- Kindergarten – The Kindergarten is part of the elementary school system. There are cities where there is a choice between full-day or half-day. Public kindergarten is free, but full-day format may involve an additional fee and registration in advance because places fill up fast. When registering you will need to provide a record of immunizations, proof of residency and a birth certificate (or passport).
- School – schools operate five days a week, six hours per day (from eight to two or three). Some schools also have the option of a long day program. All schools offer tours and meetings with the teachers before school starts.
- Private Schools – many religious, ethnic and generic private school options are available in Boston. The accessibility to these schools may be limited and you may need to apply and go through interviews before being accepted and the cost varies.
- College – well that’s a whole world in itself so we will suffice to say it’s complex!
Shipping your Household Items
Well before moving, decide whether to send your household items by sea (container), send a few boxes of personal items by mail or air freight or if you will just travel with some luggage and buy the most of your equipment in the US. You should make a comprehensive study in advance of each of the options comparing costs, delivery times and convenience.
Transportation prices will vary depending on the move – local moves are charged by time and labor required, but for international moves, the cost is based on volume and weight.
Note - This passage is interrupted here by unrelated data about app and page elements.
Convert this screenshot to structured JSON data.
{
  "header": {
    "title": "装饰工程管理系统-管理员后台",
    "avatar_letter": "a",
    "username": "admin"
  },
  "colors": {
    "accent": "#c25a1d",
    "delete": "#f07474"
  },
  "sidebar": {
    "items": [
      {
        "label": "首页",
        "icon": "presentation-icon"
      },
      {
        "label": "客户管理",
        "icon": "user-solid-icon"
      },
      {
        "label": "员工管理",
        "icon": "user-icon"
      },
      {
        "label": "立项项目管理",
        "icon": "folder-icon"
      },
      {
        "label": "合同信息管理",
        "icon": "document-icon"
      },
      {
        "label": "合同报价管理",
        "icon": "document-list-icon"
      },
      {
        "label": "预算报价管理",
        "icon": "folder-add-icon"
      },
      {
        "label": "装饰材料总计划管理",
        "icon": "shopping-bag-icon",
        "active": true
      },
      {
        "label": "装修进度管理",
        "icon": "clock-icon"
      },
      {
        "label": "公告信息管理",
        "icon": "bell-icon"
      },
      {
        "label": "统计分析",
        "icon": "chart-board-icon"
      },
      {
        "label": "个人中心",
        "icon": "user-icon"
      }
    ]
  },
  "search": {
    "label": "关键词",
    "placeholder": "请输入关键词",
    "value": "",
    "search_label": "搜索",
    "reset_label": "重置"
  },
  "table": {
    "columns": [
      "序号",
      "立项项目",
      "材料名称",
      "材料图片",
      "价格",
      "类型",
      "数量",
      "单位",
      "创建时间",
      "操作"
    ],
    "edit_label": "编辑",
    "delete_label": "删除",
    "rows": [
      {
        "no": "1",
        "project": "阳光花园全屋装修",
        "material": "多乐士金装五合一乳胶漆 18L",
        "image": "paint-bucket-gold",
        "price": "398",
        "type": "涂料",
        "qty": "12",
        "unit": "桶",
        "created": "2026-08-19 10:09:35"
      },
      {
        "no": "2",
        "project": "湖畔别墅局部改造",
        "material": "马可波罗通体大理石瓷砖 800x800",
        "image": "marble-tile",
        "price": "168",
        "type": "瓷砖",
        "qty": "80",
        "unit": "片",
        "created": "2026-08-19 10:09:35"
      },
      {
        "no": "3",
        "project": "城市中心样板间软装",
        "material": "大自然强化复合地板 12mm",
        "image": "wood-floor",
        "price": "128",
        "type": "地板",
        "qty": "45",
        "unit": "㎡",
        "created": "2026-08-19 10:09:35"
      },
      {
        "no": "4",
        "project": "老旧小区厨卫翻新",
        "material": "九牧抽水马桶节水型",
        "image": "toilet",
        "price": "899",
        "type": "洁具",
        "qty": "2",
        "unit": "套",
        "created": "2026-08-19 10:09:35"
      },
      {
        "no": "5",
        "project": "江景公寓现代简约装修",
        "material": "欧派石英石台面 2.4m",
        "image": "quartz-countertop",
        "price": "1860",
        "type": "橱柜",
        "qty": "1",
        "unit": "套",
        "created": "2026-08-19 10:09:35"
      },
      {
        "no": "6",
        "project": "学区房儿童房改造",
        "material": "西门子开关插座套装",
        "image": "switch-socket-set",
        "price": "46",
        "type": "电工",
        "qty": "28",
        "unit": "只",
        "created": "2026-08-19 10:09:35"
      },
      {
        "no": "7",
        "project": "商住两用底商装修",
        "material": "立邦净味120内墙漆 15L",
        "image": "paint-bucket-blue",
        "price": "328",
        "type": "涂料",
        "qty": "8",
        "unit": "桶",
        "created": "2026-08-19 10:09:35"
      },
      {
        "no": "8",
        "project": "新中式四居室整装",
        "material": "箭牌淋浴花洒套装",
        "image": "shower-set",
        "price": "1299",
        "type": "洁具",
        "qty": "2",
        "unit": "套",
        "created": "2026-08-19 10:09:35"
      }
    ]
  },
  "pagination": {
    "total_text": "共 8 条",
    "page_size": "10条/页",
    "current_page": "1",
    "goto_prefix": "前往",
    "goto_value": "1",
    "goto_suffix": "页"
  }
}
You also need to take into account the time to ship by sea and potential import fees and tariffs.
Find a reputable mover for international moves and make sure the quotation includes all services on both ends of the shipment (door-to-door). The mover should take care of all the details like customs clearance, parking permit, and in apartment buildings – pre-reserving the elevator and coordinating with the building manager.
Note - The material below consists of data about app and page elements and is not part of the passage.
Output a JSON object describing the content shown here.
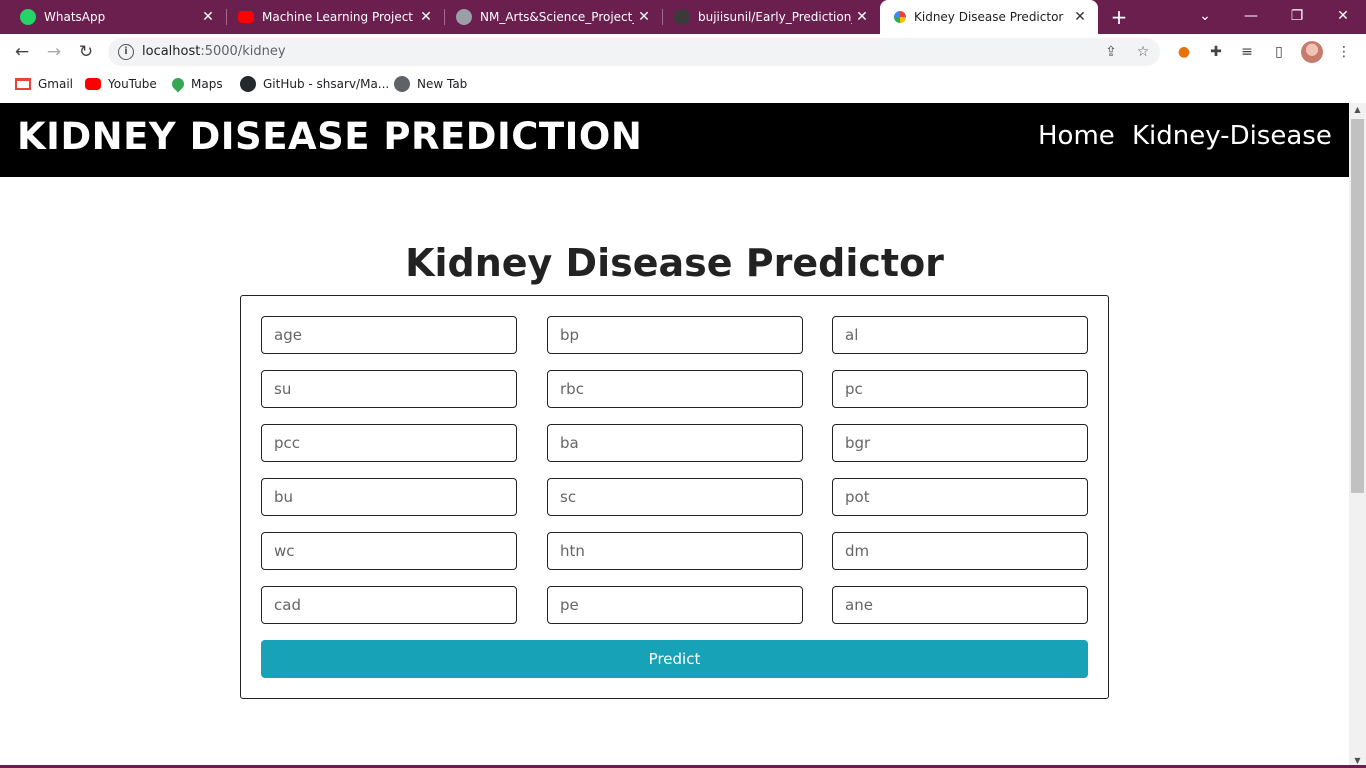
{
  "browser": {
    "tabs": [
      {
        "title": "WhatsApp",
        "icon": "whatsapp-icon",
        "color": "#25d366"
      },
      {
        "title": "Machine Learning Project File",
        "icon": "youtube-icon",
        "color": "#ff0000"
      },
      {
        "title": "NM_Arts&Science_Project_Details",
        "icon": "globe-icon",
        "color": "#9aa0a6"
      },
      {
        "title": "bujiisunil/Early_Prediction_for",
        "icon": "github-icon",
        "color": "#333333"
      },
      {
        "title": "Kidney Disease Predictor",
        "icon": "site-icon",
        "color": "#f4b400",
        "active": true
      }
    ],
    "new_tab": "+",
    "url_host": "localhost",
    "url_path": ":5000/kidney",
    "bookmarks": [
      {
        "label": "Gmail",
        "icon": "gmail-icon"
      },
      {
        "label": "YouTube",
        "icon": "youtube-icon"
      },
      {
        "label": "Maps",
        "icon": "maps-icon"
      },
      {
        "label": "GitHub - shsarv/Ma...",
        "icon": "github-icon"
      },
      {
        "label": "New Tab",
        "icon": "globe-icon"
      }
    ]
  },
  "site": {
    "brand": "KIDNEY DISEASE PREDICTION",
    "nav": [
      "Home",
      "Kidney-Disease"
    ],
    "title": "Kidney Disease Predictor",
    "fields": [
      "age",
      "bp",
      "al",
      "su",
      "rbc",
      "pc",
      "pcc",
      "ba",
      "bgr",
      "bu",
      "sc",
      "pot",
      "wc",
      "htn",
      "dm",
      "cad",
      "pe",
      "ane"
    ],
    "submit": "Predict",
    "accent": "#17a2b8"
  },
  "colors": {
    "tabstrip": "#6b1f4f",
    "header": "#000000"
  }
}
If the planned move with animals, check in advance what the necessary flight arrangements and whether your pet needs special vaccinations before moving.
Documents and Translation
If you come from a country where English is not the native language, it is recommended to have important documents translated and notarized before you arrive in the USA. Have copies of birth certificates, wedding certificates, visas and other documents ready in case you are asked for them. Many organizations are very inflexible when it comes to having the right paperwork.
Guide to Boston Slang
One of the first things that you may notice about the city of Boston once you have arrived there is that the natives seem to speak their very own language. Don’t feel too badly if you don’t understand them at first, many people in other parts of the United States do not even understand Boston slang. Although many people from all over the country may poke fun at the accent which Boston natives have, there are actually many different accents throughout the city, depending on location. There are a few slang words which seem to be city-wide, however, such as calling clams “steamers,” calling sub sandwiches “grinders,” and calling water fountains “bubblers.” Most things good in Boston are called “wicked.” (wicked awesome house!)
Bostonians swallow the ‘r’ and so the famous expression everyone quotes to explain the Boston accent is how to “Paahk your cah” (park your car) – you’ll get used to it…
- http://www.improperbostonian.com – look for their “Newcomers Issue” every September
If you have any questions about relocating to Boston, give Realtor Osnat Levy a call today at 617-833-1055